The foreign exchange market is an excellent place to observe the effects of foreign policy and trade on global financial markets. Investors can actively trade world currencies in pairs of relative value, for example, EURUSD – the exchange rate of a Euro to the U.S. Dollar, where the base currency is the Euro, which is denominated in the quote currency, the U.S. Dollar. The value of the base currency is expressed in the quote currency, however, it can be difficult to determine the cause of price action of a single pair. For instance, if EURUSD has gone up, the price of the Euro has increased relative to the U.S. dollar. This can mean two things: something has occurred in the U.S. that has made the dollar weak, or something positive has occurred in Europe that has sparked optimism in the Euro. This is why it is important to examine currency value with cross-asset purchase power parity in mind.
The chart above outlines the 30-day correlation between various currency pairs. One of the most noticeable properties of these assets is the inverse relationship of certain assets; EURUSD and USDJPY. Switching quote currencies will instantly yield a negative correlation, as the rate is expressed in reverse as a reciprocal currency rate. The reality is that the only way to asses the relative value and cross-asset correlation of a currency is to build a weighted index and then plot its correlation against another currency (a la U.S. Dollar Index).
Correlations Across Asset Classes
Trading across multiple asset classes allows investors to diversify their holdings and enter positions that can hedge certain financial outcomes. Hedging can be done based off fundamental driver of holding performance. If the portfolio is heavily weighted in energy stocks, holding energy commodities may be beneficial in the event of supply shocks that could underpin company performance, but send oil prices higher. Similarly, currency trading can be used in combination with equity index futures in order to gain holistic positioning in macro-driven strategies.
The table above outlines the cross-correlation properties of all of the aforementioned securities, showing how prices across multiple asset classes are able to move synchronously.
“Gaining an understanding of how prices move together across global financial markets is imperative to managing a diverse portfolio of assets.”
Depending your goals as an investor you should also consider the data you use in calculating the correlation. If you’re a position trader and have a relatively short holding time, consider using a rolling correlation of 5 days. However, if your holding time usually spans several months consider upping it to 30 days, or even 90 days.
Correlations change fast depending on the rolling period that is employed. The chart below plots the correlation between two assets as the sample size increases.
This is an example of two positively correlating assets that are both denominated in U.S. Dollars, correlation is endemic to this pair by design.

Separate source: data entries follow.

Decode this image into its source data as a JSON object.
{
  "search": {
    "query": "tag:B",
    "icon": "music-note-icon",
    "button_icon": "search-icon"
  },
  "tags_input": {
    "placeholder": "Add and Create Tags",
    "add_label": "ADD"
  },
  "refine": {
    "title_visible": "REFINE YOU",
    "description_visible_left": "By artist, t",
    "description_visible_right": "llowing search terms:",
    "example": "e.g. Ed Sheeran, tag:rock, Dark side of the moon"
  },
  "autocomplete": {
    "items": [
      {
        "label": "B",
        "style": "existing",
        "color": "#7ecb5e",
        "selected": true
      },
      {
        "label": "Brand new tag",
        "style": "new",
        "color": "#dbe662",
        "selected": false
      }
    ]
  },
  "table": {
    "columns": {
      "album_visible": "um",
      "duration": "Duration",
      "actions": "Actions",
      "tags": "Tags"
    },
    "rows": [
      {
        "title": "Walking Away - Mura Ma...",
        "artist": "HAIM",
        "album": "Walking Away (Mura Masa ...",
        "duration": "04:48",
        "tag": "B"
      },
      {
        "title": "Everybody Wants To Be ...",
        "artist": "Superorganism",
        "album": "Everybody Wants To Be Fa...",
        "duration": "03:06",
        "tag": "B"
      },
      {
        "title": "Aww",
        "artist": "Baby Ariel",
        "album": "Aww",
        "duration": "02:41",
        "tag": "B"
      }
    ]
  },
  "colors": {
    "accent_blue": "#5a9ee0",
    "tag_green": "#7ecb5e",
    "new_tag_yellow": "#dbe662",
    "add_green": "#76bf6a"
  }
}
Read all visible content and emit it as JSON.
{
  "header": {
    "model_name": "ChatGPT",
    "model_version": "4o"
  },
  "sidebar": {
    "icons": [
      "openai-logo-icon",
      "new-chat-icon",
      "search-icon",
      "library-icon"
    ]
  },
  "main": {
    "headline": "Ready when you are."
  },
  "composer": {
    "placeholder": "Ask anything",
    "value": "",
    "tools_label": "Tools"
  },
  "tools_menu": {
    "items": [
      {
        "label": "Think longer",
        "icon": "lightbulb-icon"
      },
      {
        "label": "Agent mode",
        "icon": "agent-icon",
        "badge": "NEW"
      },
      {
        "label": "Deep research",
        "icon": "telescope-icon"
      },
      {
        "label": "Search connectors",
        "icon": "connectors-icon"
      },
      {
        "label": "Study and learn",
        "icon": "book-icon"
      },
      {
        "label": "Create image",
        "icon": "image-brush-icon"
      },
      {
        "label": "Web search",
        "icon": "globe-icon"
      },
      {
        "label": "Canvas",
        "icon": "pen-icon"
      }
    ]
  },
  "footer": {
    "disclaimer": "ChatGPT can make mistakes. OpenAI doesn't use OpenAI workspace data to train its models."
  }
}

Examining the SP500 and Brent Oil price correlation depth chart shows that with a larger observable period, the lower the correlation.
The first half of the chart caters to day traders and position traders, while the latter periods are more important to longer-term traders.
Understanding how prices move with respect to other assets is important for traders of all styles when managing a diverse portfolio.
Employing these methods as part of your portfolio management strategies could save you some downside.